The Scenic Route: The French Connection (1971)

I was never able to get this series going to my satisfaction on previous attempts (The Model Shop and Blow-Up.) I think those posts went afield because I went against the very idea of the series - shutting the hell up and letting the pictures tell their own story. 

All movies are in their own way time capsules of their time and place, even the ones created inside hard drives and against green screens. But at this point in spacetime those films from the twentieth century that showcase the America of a bygone age (and its automobiles) capture my imagination more than any in this regard. In addition to their artistic value these films have time capsule value; they are cinema's ghosts.

Today's entry:  

The French Connection (1971). 
Directed by William Friedkin. 
Cinematography by Owen Roizman.  




  1. I'm no car enthusiast, but even so, it could not be more clear that automobiles from this era seem cooler and cooler with each passing year. At least so far as I'm concerned. And yet, I can remember seeing them when I was a kid and thinking -- unconsciously more than consciously, but still -- that they were lame.

    So it it that my aesthetic sense is more refined now? Is it nostalgia at work? A bit of both, I'd imagine, but I also think that automobiles have been so incredibly plain for the last twenty years or so that I'm kind of seeing what I was blind to back in the day.

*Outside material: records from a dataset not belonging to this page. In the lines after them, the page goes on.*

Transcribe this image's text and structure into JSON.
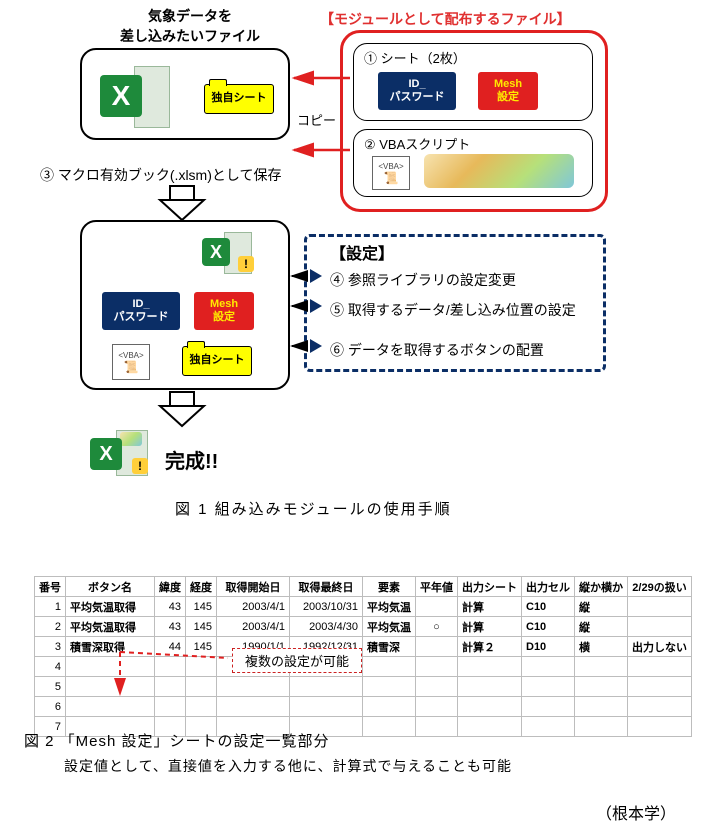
{
  "diagram": {
    "top_left_title_a": "気象データを",
    "top_left_title_b": "差し込みたいファイル",
    "module_box_title": "【モジュールとして配布するファイル】",
    "sheet_group_label": "① シート（2枚）",
    "chip_id_password": "ID_\nパスワード",
    "chip_mesh": "Mesh\n設定",
    "chip_own_sheet": "独自シート",
    "copy_label": "コピー",
    "vba_group_label": "② VBAスクリプト",
    "vba_badge": "<VBA>",
    "step3": "③ マクロ有効ブック(.xlsm)として保存",
    "settings_title": "【設定】",
    "step4": "④ 参照ライブラリの設定変更",
    "step5": "⑤ 取得するデータ/差し込み位置の設定",
    "step6": "⑥ データを取得するボタンの配置",
    "done": "完成!!",
    "fig1_caption": "図 1  組み込みモジュールの使用手順"
  },
  "table": {
    "headers": [
      "番号",
      "ボタン名",
      "緯度",
      "経度",
      "取得開始日",
      "取得最終日",
      "要素",
      "平年値",
      "出力シート",
      "出力セル",
      "縦か横か",
      "2/29の扱い"
    ],
    "rows": [
      {
        "no": "1",
        "btn": "平均気温取得",
        "lat": "43",
        "lon": "145",
        "start": "2003/4/1",
        "end": "2003/10/31",
        "elem": "平均気温",
        "normal": "",
        "sheet": "計算",
        "cell": "C10",
        "orient": "縦",
        "feb29": ""
      },
      {
        "no": "2",
        "btn": "平均気温取得",
        "lat": "43",
        "lon": "145",
        "start": "2003/4/1",
        "end": "2003/4/30",
        "elem": "平均気温",
        "normal": "○",
        "sheet": "計算",
        "cell": "C10",
        "orient": "縦",
        "feb29": ""
      },
      {
        "no": "3",
        "btn": "積雪深取得",
        "lat": "44",
        "lon": "145",
        "start": "1990/1/1",
        "end": "1992/12/31",
        "elem": "積雪深",
        "normal": "",
        "sheet": "計算２",
        "cell": "D10",
        "orient": "横",
        "feb29": "出力しない"
      },
      {
        "no": "4"
      },
      {
        "no": "5"
      },
      {
        "no": "6"
      },
      {
        "no": "7"
      }
    ],
    "note": "複数の設定が可能",
    "fig2_line1": "図 2 「Mesh 設定」シートの設定一覧部分",
    "fig2_line2": "設定値として、直接値を入力する他に、計算式で与えることも可能",
    "author": "（根本学）"
  }
}
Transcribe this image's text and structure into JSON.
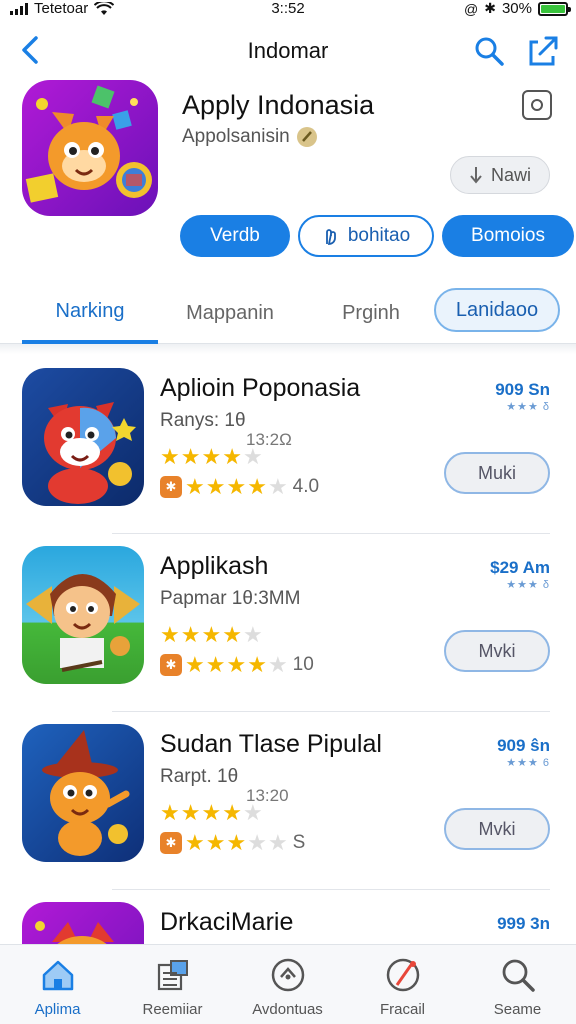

    It's not just cars, though. The design aesthetic of the seventies in general seems rather appealing to me now. And "The French Connection" -- a genuinely great movie -- would be a terrific place to see all of it.

    1. Totally agreed on both counts. I think the 70s aesthetic looks so damn cool these days and yet, when we ere growing up, the general vibe was "the 70s were so LAME." And everyone made fun of bell bottoms and what not.

      To be sure, certain aspects of the decade - any decade - haven't aged as well as others.

      The cars, though? And gritty NY cinemascape? Hell to the yes.